**AIM OF THE EXERCISE**
Could you give every record again, exactly as it reads?
(MATERIALS PROVIDED begins)
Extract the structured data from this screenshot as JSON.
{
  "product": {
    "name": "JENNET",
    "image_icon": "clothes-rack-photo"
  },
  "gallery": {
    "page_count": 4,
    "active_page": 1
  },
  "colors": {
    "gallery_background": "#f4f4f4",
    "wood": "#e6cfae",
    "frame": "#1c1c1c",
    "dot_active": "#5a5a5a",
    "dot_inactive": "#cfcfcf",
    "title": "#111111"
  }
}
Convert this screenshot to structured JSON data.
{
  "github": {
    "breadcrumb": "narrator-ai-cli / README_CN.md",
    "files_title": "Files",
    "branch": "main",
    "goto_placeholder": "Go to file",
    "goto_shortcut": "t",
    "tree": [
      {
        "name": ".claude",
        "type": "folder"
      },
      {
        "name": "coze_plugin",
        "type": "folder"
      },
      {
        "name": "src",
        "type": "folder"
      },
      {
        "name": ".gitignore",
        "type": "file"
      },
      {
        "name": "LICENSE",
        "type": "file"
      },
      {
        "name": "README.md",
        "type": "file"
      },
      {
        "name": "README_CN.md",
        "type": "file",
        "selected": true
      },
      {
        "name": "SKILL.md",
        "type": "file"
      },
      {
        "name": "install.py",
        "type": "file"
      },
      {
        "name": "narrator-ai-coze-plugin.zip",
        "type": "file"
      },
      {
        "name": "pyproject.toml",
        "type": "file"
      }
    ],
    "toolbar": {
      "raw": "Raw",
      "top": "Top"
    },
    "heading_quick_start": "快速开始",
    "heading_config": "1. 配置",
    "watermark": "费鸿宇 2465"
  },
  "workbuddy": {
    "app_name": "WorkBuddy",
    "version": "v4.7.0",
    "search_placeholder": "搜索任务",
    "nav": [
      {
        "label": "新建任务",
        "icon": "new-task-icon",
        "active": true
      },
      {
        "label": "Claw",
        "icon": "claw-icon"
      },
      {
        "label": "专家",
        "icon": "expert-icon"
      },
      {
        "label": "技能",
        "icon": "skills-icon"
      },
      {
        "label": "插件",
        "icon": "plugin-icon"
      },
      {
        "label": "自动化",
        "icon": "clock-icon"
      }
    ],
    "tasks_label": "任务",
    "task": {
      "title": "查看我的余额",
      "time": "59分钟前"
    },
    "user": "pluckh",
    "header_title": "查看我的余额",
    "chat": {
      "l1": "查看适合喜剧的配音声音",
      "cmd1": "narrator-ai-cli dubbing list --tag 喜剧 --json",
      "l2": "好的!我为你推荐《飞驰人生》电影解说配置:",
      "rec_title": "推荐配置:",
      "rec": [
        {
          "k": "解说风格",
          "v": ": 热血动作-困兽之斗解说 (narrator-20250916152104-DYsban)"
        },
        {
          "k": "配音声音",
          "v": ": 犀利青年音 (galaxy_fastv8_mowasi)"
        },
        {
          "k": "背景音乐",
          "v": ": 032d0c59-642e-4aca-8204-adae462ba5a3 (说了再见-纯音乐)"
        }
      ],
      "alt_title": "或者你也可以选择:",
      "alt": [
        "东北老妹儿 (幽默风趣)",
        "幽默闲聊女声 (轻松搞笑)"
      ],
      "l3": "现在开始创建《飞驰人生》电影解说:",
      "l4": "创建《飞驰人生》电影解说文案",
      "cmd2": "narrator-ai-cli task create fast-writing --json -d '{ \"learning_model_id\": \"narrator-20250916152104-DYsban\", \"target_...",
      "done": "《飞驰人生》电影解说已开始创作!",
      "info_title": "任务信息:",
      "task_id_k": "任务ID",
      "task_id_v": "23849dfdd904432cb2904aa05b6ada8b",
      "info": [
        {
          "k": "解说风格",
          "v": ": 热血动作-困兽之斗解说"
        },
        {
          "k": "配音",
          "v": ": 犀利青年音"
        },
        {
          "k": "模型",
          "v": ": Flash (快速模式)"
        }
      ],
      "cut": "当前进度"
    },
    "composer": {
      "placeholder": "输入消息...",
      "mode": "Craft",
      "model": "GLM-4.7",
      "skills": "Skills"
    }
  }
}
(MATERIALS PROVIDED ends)
**FINISHED EXERCISE**
Extract the structured data from this screenshot as JSON.
{
  "product": {
    "name": "JENNET",
    "image_icon": "clothes-rack-photo"
  },
  "gallery": {
    "page_count": 4,
    "active_page": 1
  },
  "colors": {
    "gallery_background": "#f4f4f4",
    "wood": "#e6cfae",
    "frame": "#1c1c1c",
    "dot_active": "#5a5a5a",
    "dot_inactive": "#cfcfcf",
    "title": "#111111"
  }
}
Convert this screenshot to structured JSON data.
{
  "github": {
    "breadcrumb": "narrator-ai-cli / README_CN.md",
    "files_title": "Files",
    "branch": "main",
    "goto_placeholder": "Go to file",
    "goto_shortcut": "t",
    "tree": [
      {
        "name": ".claude",
        "type": "folder"
      },
      {
        "name": "coze_plugin",
        "type": "folder"
      },
      {
        "name": "src",
        "type": "folder"
      },
      {
        "name": ".gitignore",
        "type": "file"
      },
      {
        "name": "LICENSE",
        "type": "file"
      },
      {
        "name": "README.md",
        "type": "file"
      },
      {
        "name": "README_CN.md",
        "type": "file",
        "selected": true
      },
      {
        "name": "SKILL.md",
        "type": "file"
      },
      {
        "name": "install.py",
        "type": "file"
      },
      {
        "name": "narrator-ai-coze-plugin.zip",
        "type": "file"
      },
      {
        "name": "pyproject.toml",
        "type": "file"
      }
    ],
    "toolbar": {
      "raw": "Raw",
      "top": "Top"
    },
    "heading_quick_start": "快速开始",
    "heading_config": "1. 配置",
    "watermark": "费鸿宇 2465"
  },
  "workbuddy": {
    "app_name": "WorkBuddy",
    "version": "v4.7.0",
    "search_placeholder": "搜索任务",
    "nav": [
      {
        "label": "新建任务",
        "icon": "new-task-icon",
        "active": true
      },
      {
        "label": "Claw",
        "icon": "claw-icon"
      },
      {
        "label": "专家",
        "icon": "expert-icon"
      },
      {
        "label": "技能",
        "icon": "skills-icon"
      },
      {
        "label": "插件",
        "icon": "plugin-icon"
      },
      {
        "label": "自动化",
        "icon": "clock-icon"
      }
    ],
    "tasks_label": "任务",
    "task": {
      "title": "查看我的余额",
      "time": "59分钟前"
    },
    "user": "pluckh",
    "header_title": "查看我的余额",
    "chat": {
      "l1": "查看适合喜剧的配音声音",
      "cmd1": "narrator-ai-cli dubbing list --tag 喜剧 --json",
      "l2": "好的!我为你推荐《飞驰人生》电影解说配置:",
      "rec_title": "推荐配置:",
      "rec": [
        {
          "k": "解说风格",
          "v": ": 热血动作-困兽之斗解说 (narrator-20250916152104-DYsban)"
        },
        {
          "k": "配音声音",
          "v": ": 犀利青年音 (galaxy_fastv8_mowasi)"
        },
        {
          "k": "背景音乐",
          "v": ": 032d0c59-642e-4aca-8204-adae462ba5a3 (说了再见-纯音乐)"
        }
      ],
      "alt_title": "或者你也可以选择:",
      "alt": [
        "东北老妹儿 (幽默风趣)",
        "幽默闲聊女声 (轻松搞笑)"
      ],
      "l3": "现在开始创建《飞驰人生》电影解说:",
      "l4": "创建《飞驰人生》电影解说文案",
      "cmd2": "narrator-ai-cli task create fast-writing --json -d '{ \"learning_model_id\": \"narrator-20250916152104-DYsban\", \"target_...",
      "done": "《飞驰人生》电影解说已开始创作!",
      "info_title": "任务信息:",
      "task_id_k": "任务ID",
      "task_id_v": "23849dfdd904432cb2904aa05b6ada8b",
      "info": [
        {
          "k": "解说风格",
          "v": ": 热血动作-困兽之斗解说"
        },
        {
          "k": "配音",
          "v": ": 犀利青年音"
        },
        {
          "k": "模型",
          "v": ": Flash (快速模式)"
        }
      ],
      "cut": "当前进度"
    },
    "composer": {
      "placeholder": "输入消息...",
      "mode": "Craft",
      "model": "GLM-4.7",
      "skills": "Skills"
    }
  }
}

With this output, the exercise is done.